- Here, again, were shadows on the window-blind of guests assembling; and there a group of handsome girls, all hooded and fur-booted, and all chattering at once, tripped lightly off to some near neighbour's house; where, wo upon the single man who saw them enter—artful witches: well they knew it—in a glow!
- 1864 May – 1865 November, Charles Dickens, “The Golden Dustman at His Worst”, in Our Mutual Friend. […], volume II, London: Chapman and Hall, […], published 1865, OCLC 1016551263, book the third (A Long Lane), page 134:
- "Now, this is a very artful dog," said Mr. Boffin, with a deep look. "This is a longer-headed schemer than I thought him.["]

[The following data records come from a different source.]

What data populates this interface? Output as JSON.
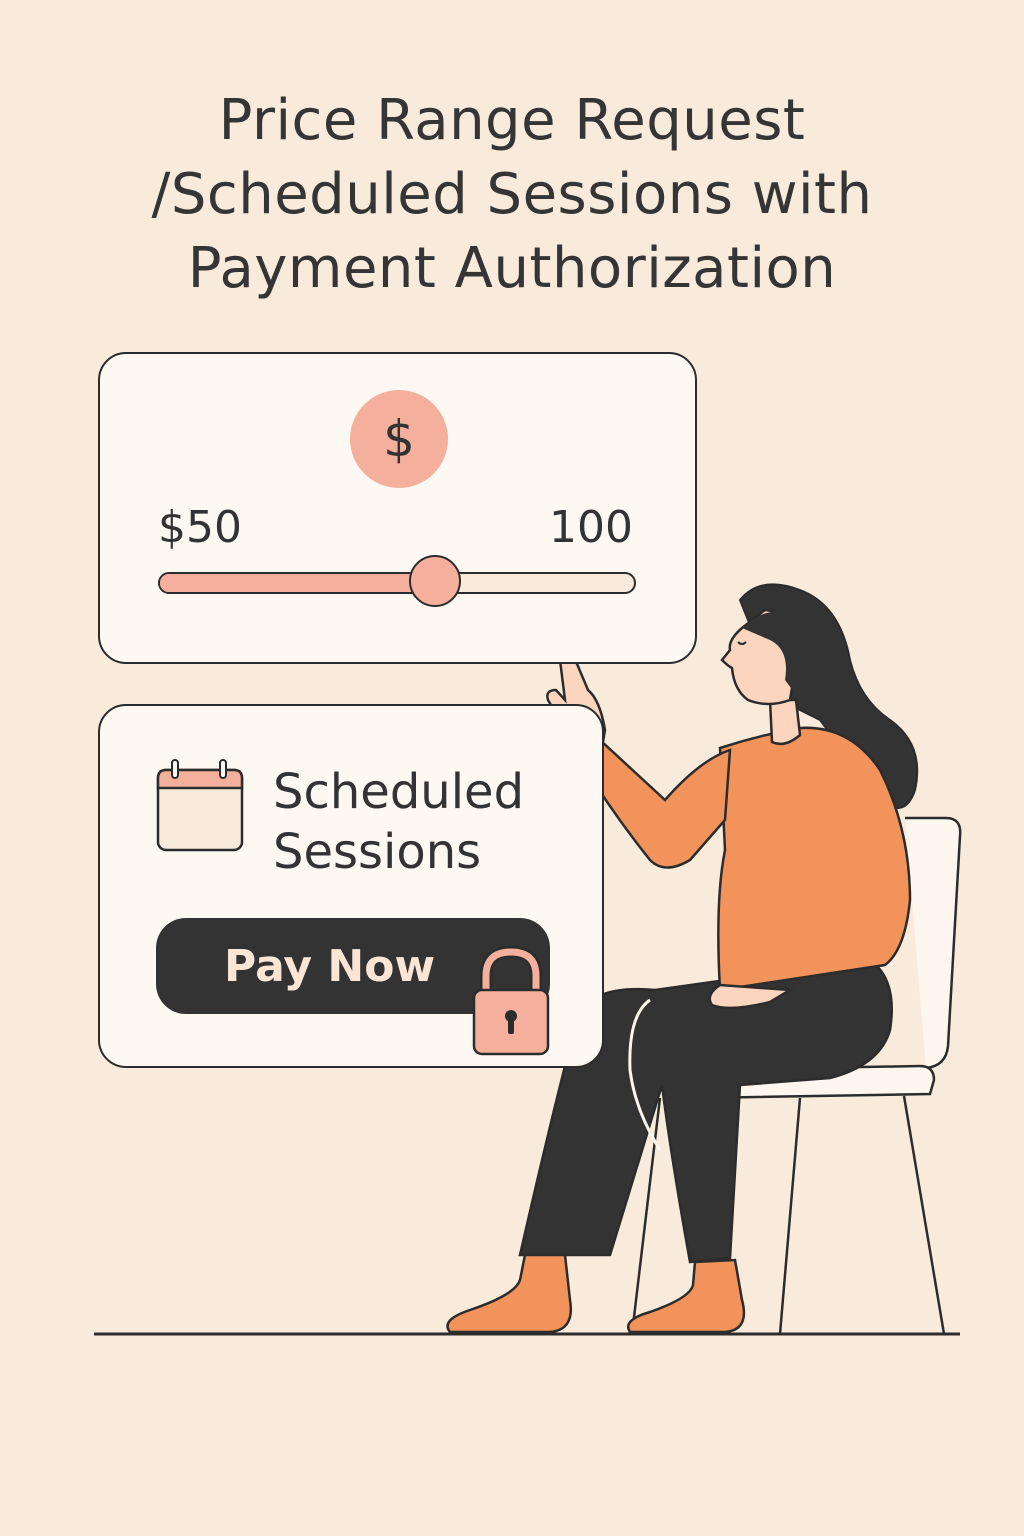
{
  "header": {
    "title_lines": [
      "Price Range Request",
      "/Scheduled Sessions with",
      "Payment Authorization"
    ]
  },
  "price_range": {
    "currency_icon": "dollar-icon",
    "currency_symbol": "$",
    "min_label": "$50",
    "max_label": "100",
    "slider_fraction": 0.58
  },
  "sessions": {
    "icon": "calendar-icon",
    "label_lines": [
      "Scheduled",
      "Sessions"
    ],
    "pay_button_label": "Pay Now",
    "lock_icon": "padlock-icon"
  },
  "colors": {
    "background": "#f8ebdc",
    "accent": "#f4b09c",
    "sweater": "#f2935b",
    "dark": "#333333"
  }
}
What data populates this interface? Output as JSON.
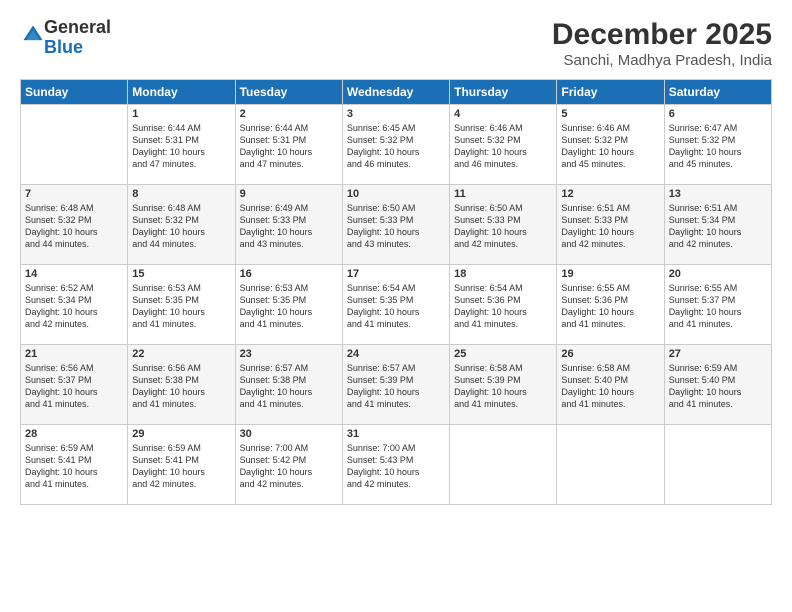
{
  "logo": {
    "general": "General",
    "blue": "Blue"
  },
  "header": {
    "title": "December 2025",
    "subtitle": "Sanchi, Madhya Pradesh, India"
  },
  "weekdays": [
    "Sunday",
    "Monday",
    "Tuesday",
    "Wednesday",
    "Thursday",
    "Friday",
    "Saturday"
  ],
  "weeks": [
    [
      {
        "day": "",
        "info": ""
      },
      {
        "day": "1",
        "info": "Sunrise: 6:44 AM\nSunset: 5:31 PM\nDaylight: 10 hours\nand 47 minutes."
      },
      {
        "day": "2",
        "info": "Sunrise: 6:44 AM\nSunset: 5:31 PM\nDaylight: 10 hours\nand 47 minutes."
      },
      {
        "day": "3",
        "info": "Sunrise: 6:45 AM\nSunset: 5:32 PM\nDaylight: 10 hours\nand 46 minutes."
      },
      {
        "day": "4",
        "info": "Sunrise: 6:46 AM\nSunset: 5:32 PM\nDaylight: 10 hours\nand 46 minutes."
      },
      {
        "day": "5",
        "info": "Sunrise: 6:46 AM\nSunset: 5:32 PM\nDaylight: 10 hours\nand 45 minutes."
      },
      {
        "day": "6",
        "info": "Sunrise: 6:47 AM\nSunset: 5:32 PM\nDaylight: 10 hours\nand 45 minutes."
      }
    ],
    [
      {
        "day": "7",
        "info": "Sunrise: 6:48 AM\nSunset: 5:32 PM\nDaylight: 10 hours\nand 44 minutes."
      },
      {
        "day": "8",
        "info": "Sunrise: 6:48 AM\nSunset: 5:32 PM\nDaylight: 10 hours\nand 44 minutes."
      },
      {
        "day": "9",
        "info": "Sunrise: 6:49 AM\nSunset: 5:33 PM\nDaylight: 10 hours\nand 43 minutes."
      },
      {
        "day": "10",
        "info": "Sunrise: 6:50 AM\nSunset: 5:33 PM\nDaylight: 10 hours\nand 43 minutes."
      },
      {
        "day": "11",
        "info": "Sunrise: 6:50 AM\nSunset: 5:33 PM\nDaylight: 10 hours\nand 42 minutes."
      },
      {
        "day": "12",
        "info": "Sunrise: 6:51 AM\nSunset: 5:33 PM\nDaylight: 10 hours\nand 42 minutes."
      },
      {
        "day": "13",
        "info": "Sunrise: 6:51 AM\nSunset: 5:34 PM\nDaylight: 10 hours\nand 42 minutes."
      }
    ],
    [
      {
        "day": "14",
        "info": "Sunrise: 6:52 AM\nSunset: 5:34 PM\nDaylight: 10 hours\nand 42 minutes."
      },
      {
        "day": "15",
        "info": "Sunrise: 6:53 AM\nSunset: 5:35 PM\nDaylight: 10 hours\nand 41 minutes."
      },
      {
        "day": "16",
        "info": "Sunrise: 6:53 AM\nSunset: 5:35 PM\nDaylight: 10 hours\nand 41 minutes."
      },
      {
        "day": "17",
        "info": "Sunrise: 6:54 AM\nSunset: 5:35 PM\nDaylight: 10 hours\nand 41 minutes."
      },
      {
        "day": "18",
        "info": "Sunrise: 6:54 AM\nSunset: 5:36 PM\nDaylight: 10 hours\nand 41 minutes."
      },
      {
        "day": "19",
        "info": "Sunrise: 6:55 AM\nSunset: 5:36 PM\nDaylight: 10 hours\nand 41 minutes."
      },
      {
        "day": "20",
        "info": "Sunrise: 6:55 AM\nSunset: 5:37 PM\nDaylight: 10 hours\nand 41 minutes."
      }
    ],
    [
      {
        "day": "21",
        "info": "Sunrise: 6:56 AM\nSunset: 5:37 PM\nDaylight: 10 hours\nand 41 minutes."
      },
      {
        "day": "22",
        "info": "Sunrise: 6:56 AM\nSunset: 5:38 PM\nDaylight: 10 hours\nand 41 minutes."
      },
      {
        "day": "23",
        "info": "Sunrise: 6:57 AM\nSunset: 5:38 PM\nDaylight: 10 hours\nand 41 minutes."
      },
      {
        "day": "24",
        "info": "Sunrise: 6:57 AM\nSunset: 5:39 PM\nDaylight: 10 hours\nand 41 minutes."
      },
      {
        "day": "25",
        "info": "Sunrise: 6:58 AM\nSunset: 5:39 PM\nDaylight: 10 hours\nand 41 minutes."
      },
      {
        "day": "26",
        "info": "Sunrise: 6:58 AM\nSunset: 5:40 PM\nDaylight: 10 hours\nand 41 minutes."
      },
      {
        "day": "27",
        "info": "Sunrise: 6:59 AM\nSunset: 5:40 PM\nDaylight: 10 hours\nand 41 minutes."
      }
    ],
    [
      {
        "day": "28",
        "info": "Sunrise: 6:59 AM\nSunset: 5:41 PM\nDaylight: 10 hours\nand 41 minutes."
      },
      {
        "day": "29",
        "info": "Sunrise: 6:59 AM\nSunset: 5:41 PM\nDaylight: 10 hours\nand 42 minutes."
      },
      {
        "day": "30",
        "info": "Sunrise: 7:00 AM\nSunset: 5:42 PM\nDaylight: 10 hours\nand 42 minutes."
      },
      {
        "day": "31",
        "info": "Sunrise: 7:00 AM\nSunset: 5:43 PM\nDaylight: 10 hours\nand 42 minutes."
      },
      {
        "day": "",
        "info": ""
      },
      {
        "day": "",
        "info": ""
      },
      {
        "day": "",
        "info": ""
      }
    ]
  ]
}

- 1904 November, O. Henry [pseudonym; William Sydney Porter], “The Remnants of the Code”, in Cabbages and Kings, New York, N.Y.: McClure, Phillips & Co., page 212:
- But now he was little more than a whimpering oyster led to be devoured on the sands of a Southern sea by the artful walrus, Circumstance, and the implacable carpenter, Fate.
- 2012 June 29, Kevin Mitchell, “Roger Federer back from Wimbledon 2012 brink to beat Julien Benneteau”, in Alan Rusbridger, editor, The Guardian, London: Guardian News & Media, ISSN 0261-3077, OCLC 229952407, archived from the original on 15 November 2016:
- Where the Czech upstart [Lukáš] Rosol, ranked 100 in the world, all but blew [Rafael] Nadal's head off with his blunderbuss in a fifth set of unrivalled intensity on Thursday night, [Julien] Benneteau, a more artful citizen, used a rapier to hurt his vaunted foe before falling just short of a kill. In the end, it was he who staggered from the scene of the fight.
- (obsolete) Knowledgeable about the liberal arts; learned, wise.
- artfull (obsolete)
characterized by, or performed with, cleverness or contrivance — see ingenious
not naturally produced — see artificial
skilful at using dishonest or unfair means to achieve a purpose — See also translations at crafty, cunning
- The translations below need to be checked and inserted above into the appropriate translation tables. See instructions at Wiktionary:Entry layout § Translations.
Translations to be checked